ACTIVITY ▸ Please list all lines of the material below in which the string "price" occurs.

WORKING DATA ▸
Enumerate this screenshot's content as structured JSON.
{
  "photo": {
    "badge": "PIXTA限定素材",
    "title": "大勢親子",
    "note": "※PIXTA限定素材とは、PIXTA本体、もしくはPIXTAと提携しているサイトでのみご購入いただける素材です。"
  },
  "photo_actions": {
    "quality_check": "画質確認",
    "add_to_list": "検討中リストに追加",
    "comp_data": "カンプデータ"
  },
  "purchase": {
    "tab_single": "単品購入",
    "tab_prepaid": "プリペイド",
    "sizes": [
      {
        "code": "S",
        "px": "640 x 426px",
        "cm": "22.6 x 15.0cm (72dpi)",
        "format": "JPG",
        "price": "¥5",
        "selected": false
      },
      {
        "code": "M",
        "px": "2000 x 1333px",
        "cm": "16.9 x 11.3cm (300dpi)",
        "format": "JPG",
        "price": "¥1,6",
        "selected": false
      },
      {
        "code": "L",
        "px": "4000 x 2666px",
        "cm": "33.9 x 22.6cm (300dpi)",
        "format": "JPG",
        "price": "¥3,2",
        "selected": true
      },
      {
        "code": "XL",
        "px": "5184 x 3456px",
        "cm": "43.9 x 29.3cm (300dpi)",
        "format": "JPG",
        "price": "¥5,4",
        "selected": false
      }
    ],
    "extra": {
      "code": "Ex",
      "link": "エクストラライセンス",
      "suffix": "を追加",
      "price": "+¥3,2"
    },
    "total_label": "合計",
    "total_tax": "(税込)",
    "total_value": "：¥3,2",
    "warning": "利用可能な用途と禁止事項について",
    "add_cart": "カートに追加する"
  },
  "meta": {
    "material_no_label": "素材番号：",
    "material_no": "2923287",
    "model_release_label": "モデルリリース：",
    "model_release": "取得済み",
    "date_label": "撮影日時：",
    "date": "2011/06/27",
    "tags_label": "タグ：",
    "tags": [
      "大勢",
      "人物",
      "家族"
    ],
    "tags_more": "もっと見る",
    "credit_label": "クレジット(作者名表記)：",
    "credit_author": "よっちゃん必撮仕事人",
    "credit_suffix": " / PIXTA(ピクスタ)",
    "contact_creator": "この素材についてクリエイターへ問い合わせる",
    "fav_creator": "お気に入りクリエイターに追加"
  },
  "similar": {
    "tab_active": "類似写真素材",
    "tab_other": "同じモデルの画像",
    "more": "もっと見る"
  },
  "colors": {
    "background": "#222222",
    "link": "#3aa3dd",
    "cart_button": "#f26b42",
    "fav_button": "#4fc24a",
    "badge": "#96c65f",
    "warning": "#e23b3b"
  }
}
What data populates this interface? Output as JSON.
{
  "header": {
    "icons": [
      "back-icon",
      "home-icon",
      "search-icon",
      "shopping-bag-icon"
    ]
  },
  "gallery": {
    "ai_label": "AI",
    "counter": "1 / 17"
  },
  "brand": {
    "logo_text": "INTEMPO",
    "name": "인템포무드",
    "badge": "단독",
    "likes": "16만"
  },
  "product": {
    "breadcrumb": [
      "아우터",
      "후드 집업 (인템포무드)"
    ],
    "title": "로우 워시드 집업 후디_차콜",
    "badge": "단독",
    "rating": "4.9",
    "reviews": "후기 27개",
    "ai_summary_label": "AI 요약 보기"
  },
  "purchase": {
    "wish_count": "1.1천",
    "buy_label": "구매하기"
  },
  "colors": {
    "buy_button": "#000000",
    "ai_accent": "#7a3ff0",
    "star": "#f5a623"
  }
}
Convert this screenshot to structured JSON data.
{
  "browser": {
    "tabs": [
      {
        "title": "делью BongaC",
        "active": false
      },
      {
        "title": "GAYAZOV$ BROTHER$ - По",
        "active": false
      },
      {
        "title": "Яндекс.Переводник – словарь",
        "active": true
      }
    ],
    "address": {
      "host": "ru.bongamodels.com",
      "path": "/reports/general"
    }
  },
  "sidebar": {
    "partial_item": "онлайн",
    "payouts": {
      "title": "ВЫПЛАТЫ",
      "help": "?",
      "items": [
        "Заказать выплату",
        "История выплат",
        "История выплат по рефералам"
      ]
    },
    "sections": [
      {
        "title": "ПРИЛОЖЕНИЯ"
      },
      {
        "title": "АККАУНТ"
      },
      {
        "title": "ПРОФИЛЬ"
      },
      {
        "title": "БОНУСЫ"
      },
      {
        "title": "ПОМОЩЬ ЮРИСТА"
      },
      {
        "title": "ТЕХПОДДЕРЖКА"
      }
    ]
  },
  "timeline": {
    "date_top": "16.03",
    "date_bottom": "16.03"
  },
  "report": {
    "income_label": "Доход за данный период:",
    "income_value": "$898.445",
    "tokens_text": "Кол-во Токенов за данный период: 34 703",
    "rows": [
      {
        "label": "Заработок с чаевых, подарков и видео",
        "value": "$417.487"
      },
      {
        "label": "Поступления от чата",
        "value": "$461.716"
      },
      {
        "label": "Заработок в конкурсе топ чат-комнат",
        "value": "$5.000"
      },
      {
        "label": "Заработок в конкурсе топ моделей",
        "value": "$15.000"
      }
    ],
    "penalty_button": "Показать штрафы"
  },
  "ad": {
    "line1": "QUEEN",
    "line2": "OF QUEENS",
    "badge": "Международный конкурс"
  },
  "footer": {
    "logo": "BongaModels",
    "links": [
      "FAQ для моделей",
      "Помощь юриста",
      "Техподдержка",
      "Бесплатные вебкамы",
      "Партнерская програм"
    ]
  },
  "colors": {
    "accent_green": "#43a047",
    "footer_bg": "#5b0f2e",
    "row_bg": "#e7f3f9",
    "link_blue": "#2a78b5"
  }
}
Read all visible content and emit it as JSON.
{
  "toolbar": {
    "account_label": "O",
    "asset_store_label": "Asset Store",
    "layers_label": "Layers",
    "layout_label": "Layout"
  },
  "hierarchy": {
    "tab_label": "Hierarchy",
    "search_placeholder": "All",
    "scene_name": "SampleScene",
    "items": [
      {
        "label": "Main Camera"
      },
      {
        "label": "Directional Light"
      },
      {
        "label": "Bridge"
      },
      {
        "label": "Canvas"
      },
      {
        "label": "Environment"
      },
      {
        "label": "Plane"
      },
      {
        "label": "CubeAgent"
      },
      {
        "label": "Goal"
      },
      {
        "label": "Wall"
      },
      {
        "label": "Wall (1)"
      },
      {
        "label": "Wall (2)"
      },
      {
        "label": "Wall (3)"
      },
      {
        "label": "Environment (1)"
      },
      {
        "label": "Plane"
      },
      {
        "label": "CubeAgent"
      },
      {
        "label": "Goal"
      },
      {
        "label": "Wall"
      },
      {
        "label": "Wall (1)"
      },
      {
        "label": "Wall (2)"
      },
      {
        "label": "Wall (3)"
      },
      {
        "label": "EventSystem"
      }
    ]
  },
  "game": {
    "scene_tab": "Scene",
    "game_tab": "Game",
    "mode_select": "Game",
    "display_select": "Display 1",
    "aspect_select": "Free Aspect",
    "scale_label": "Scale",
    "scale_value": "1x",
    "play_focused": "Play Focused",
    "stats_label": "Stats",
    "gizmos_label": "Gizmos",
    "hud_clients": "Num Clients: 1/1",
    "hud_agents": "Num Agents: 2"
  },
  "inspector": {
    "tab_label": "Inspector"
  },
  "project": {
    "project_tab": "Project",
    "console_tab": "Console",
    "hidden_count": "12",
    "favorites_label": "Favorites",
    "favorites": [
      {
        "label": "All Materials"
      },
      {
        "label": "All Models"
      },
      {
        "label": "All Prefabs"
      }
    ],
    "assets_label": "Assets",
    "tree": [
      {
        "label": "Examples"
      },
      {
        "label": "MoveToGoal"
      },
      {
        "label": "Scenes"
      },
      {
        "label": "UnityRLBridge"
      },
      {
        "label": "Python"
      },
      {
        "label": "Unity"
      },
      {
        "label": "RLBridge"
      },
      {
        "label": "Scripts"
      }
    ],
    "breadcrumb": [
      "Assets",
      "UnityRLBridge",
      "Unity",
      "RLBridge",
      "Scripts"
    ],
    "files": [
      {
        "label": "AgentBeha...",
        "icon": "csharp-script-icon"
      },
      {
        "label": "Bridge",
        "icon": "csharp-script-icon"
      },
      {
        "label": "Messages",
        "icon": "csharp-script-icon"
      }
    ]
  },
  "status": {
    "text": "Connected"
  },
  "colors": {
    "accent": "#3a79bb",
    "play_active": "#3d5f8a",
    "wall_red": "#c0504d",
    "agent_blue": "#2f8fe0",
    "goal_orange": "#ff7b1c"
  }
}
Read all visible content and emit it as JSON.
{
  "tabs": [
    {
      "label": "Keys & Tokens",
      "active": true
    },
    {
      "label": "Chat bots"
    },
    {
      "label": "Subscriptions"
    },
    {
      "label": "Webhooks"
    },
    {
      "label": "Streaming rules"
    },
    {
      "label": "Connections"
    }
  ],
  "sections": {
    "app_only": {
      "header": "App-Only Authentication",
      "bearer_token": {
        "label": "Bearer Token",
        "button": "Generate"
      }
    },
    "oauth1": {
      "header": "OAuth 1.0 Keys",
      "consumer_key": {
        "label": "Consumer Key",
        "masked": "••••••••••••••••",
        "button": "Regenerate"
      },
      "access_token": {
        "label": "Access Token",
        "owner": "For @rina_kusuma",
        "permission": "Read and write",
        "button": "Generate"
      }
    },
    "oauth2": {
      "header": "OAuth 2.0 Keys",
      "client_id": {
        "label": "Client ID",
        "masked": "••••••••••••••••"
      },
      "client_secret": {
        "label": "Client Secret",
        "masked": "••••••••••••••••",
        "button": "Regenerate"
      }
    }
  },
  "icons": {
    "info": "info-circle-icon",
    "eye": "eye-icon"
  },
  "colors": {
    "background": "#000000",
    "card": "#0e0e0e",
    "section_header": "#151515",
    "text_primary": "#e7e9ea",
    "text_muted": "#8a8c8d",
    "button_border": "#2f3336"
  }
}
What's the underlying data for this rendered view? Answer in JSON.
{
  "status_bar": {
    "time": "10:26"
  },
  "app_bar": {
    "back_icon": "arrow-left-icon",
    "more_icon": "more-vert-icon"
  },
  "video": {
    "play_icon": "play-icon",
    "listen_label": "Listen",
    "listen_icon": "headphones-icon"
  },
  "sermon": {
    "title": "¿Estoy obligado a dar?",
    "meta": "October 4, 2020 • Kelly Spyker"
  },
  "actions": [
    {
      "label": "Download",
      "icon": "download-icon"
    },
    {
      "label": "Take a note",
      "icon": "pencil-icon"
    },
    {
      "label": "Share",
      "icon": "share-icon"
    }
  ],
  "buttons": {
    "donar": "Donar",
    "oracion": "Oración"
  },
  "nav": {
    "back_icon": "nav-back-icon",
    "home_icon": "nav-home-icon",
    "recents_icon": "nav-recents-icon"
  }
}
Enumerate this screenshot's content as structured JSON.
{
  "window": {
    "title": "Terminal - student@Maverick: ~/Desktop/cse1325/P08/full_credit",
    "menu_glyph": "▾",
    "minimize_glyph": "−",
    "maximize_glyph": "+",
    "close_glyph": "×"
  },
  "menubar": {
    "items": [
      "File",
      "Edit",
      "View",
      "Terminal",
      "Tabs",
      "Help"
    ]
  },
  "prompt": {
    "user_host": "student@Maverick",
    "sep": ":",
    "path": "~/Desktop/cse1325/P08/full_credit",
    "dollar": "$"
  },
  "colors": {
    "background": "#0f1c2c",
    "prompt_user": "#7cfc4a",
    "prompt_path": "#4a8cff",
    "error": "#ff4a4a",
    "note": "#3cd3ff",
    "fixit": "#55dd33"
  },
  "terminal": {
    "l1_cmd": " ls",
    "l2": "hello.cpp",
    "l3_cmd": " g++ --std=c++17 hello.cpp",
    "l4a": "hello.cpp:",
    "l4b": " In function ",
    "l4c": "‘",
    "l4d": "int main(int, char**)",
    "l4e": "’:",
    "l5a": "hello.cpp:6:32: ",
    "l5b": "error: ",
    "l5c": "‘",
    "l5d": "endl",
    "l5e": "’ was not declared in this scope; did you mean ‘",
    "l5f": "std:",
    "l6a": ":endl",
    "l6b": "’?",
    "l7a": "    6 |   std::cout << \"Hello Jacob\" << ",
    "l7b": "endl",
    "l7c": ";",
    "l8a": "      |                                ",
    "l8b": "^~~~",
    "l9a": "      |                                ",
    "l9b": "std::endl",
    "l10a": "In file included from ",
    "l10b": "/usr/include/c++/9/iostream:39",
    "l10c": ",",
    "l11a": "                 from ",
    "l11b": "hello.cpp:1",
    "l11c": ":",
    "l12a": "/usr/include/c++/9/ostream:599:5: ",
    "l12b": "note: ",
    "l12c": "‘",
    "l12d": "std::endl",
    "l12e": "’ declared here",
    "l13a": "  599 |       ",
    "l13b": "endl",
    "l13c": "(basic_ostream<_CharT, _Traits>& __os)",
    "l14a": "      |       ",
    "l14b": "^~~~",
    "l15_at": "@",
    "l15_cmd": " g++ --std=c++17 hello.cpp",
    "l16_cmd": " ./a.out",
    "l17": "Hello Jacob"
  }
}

EXERCISE SOLUTION ▸
        "price": "¥5",
        "price": "¥1,6",
        "price": "¥3,2",
        "price": "¥5,4",
      "price": "+¥3,2"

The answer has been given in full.